## TASK DESCRIPTION:
What is needed is an exact retyping of each entry, pictures excluded.

[Records from a collection]

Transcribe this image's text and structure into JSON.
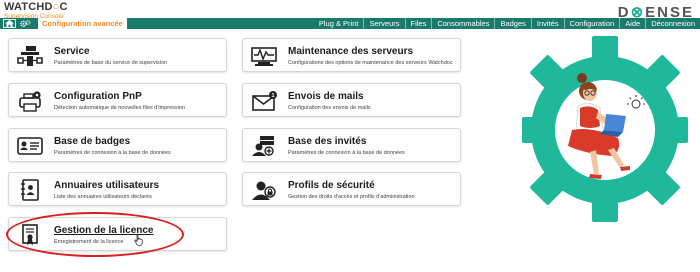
{
  "header": {
    "logo_text_1": "WATCHD",
    "logo_text_2": "C",
    "logo_sub": "Supervision Console",
    "brand_1": "D",
    "brand_2": "X",
    "brand_3": "ENSE",
    "brand_full": "DOXENSE"
  },
  "nav": {
    "title": "Configuration avancée",
    "items": [
      {
        "label": "Plug & Print"
      },
      {
        "label": "Serveurs"
      },
      {
        "label": "Files"
      },
      {
        "label": "Consommables"
      },
      {
        "label": "Badges"
      },
      {
        "label": "Invités"
      },
      {
        "label": "Configuration"
      },
      {
        "label": "Aide"
      },
      {
        "label": "Déconnexion"
      }
    ]
  },
  "cards": [
    {
      "title": "Service",
      "desc": "Paramètres de base du service de supervision",
      "icon": "server-tower-icon"
    },
    {
      "title": "Maintenance des serveurs",
      "desc": "Configurations des options de maintenance des serveurs Watchdoc",
      "icon": "pulse-monitor-icon"
    },
    {
      "title": "Configuration PnP",
      "desc": "Détection automatique de nouvelles files d'impression",
      "icon": "printer-gear-icon"
    },
    {
      "title": "Envois de mails",
      "desc": "Configuration des envois de mails",
      "icon": "mail-icon",
      "badge": "1"
    },
    {
      "title": "Base de badges",
      "desc": "Paramètres de connexion à la base de données",
      "icon": "badge-card-icon"
    },
    {
      "title": "Base des invités",
      "desc": "Paramètres de connexion à la base de données",
      "icon": "guest-users-icon"
    },
    {
      "title": "Annuaires utilisateurs",
      "desc": "Liste des annuaires utilisateurs déclarés",
      "icon": "address-book-icon"
    },
    {
      "title": "Profils de sécurité",
      "desc": "Gestion des droits d'accès et profils d'administration",
      "icon": "user-lock-icon"
    },
    {
      "title": "Gestion de la licence",
      "desc": "Enregistrement de la licence",
      "icon": "license-certificate-icon"
    }
  ],
  "colors": {
    "nav_bg": "#1a7a6b",
    "accent_orange": "#f28b1e",
    "gear_green": "#1fb89a",
    "highlight_red": "#d9201c"
  }
}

## EXPECTED OUTPUT:
Transcribe this image's text and structure into JSON.
{
  "header": {
    "logo_text_1": "WATCHD",
    "logo_text_2": "C",
    "logo_sub": "Supervision Console",
    "brand_1": "D",
    "brand_2": "X",
    "brand_3": "ENSE",
    "brand_full": "DOXENSE"
  },
  "nav": {
    "title": "Configuration avancée",
    "items": [
      {
        "label": "Plug & Print"
      },
      {
        "label": "Serveurs"
      },
      {
        "label": "Files"
      },
      {
        "label": "Consommables"
      },
      {
        "label": "Badges"
      },
      {
        "label": "Invités"
      },
      {
        "label": "Configuration"
      },
      {
        "label": "Aide"
      },
      {
        "label": "Déconnexion"
      }
    ]
  },
  "cards": [
    {
      "title": "Service",
      "desc": "Paramètres de base du service de supervision",
      "icon": "server-tower-icon"
    },
    {
      "title": "Maintenance des serveurs",
      "desc": "Configurations des options de maintenance des serveurs Watchdoc",
      "icon": "pulse-monitor-icon"
    },
    {
      "title": "Configuration PnP",
      "desc": "Détection automatique de nouvelles files d'impression",
      "icon": "printer-gear-icon"
    },
    {
      "title": "Envois de mails",
      "desc": "Configuration des envois de mails",
      "icon": "mail-icon",
      "badge": "1"
    },
    {
      "title": "Base de badges",
      "desc": "Paramètres de connexion à la base de données",
      "icon": "badge-card-icon"
    },
    {
      "title": "Base des invités",
      "desc": "Paramètres de connexion à la base de données",
      "icon": "guest-users-icon"
    },
    {
      "title": "Annuaires utilisateurs",
      "desc": "Liste des annuaires utilisateurs déclarés",
      "icon": "address-book-icon"
    },
    {
      "title": "Profils de sécurité",
      "desc": "Gestion des droits d'accès et profils d'administration",
      "icon": "user-lock-icon"
    },
    {
      "title": "Gestion de la licence",
      "desc": "Enregistrement de la licence",
      "icon": "license-certificate-icon"
    }
  ],
  "colors": {
    "nav_bg": "#1a7a6b",
    "accent_orange": "#f28b1e",
    "gear_green": "#1fb89a",
    "highlight_red": "#d9201c"
  }
}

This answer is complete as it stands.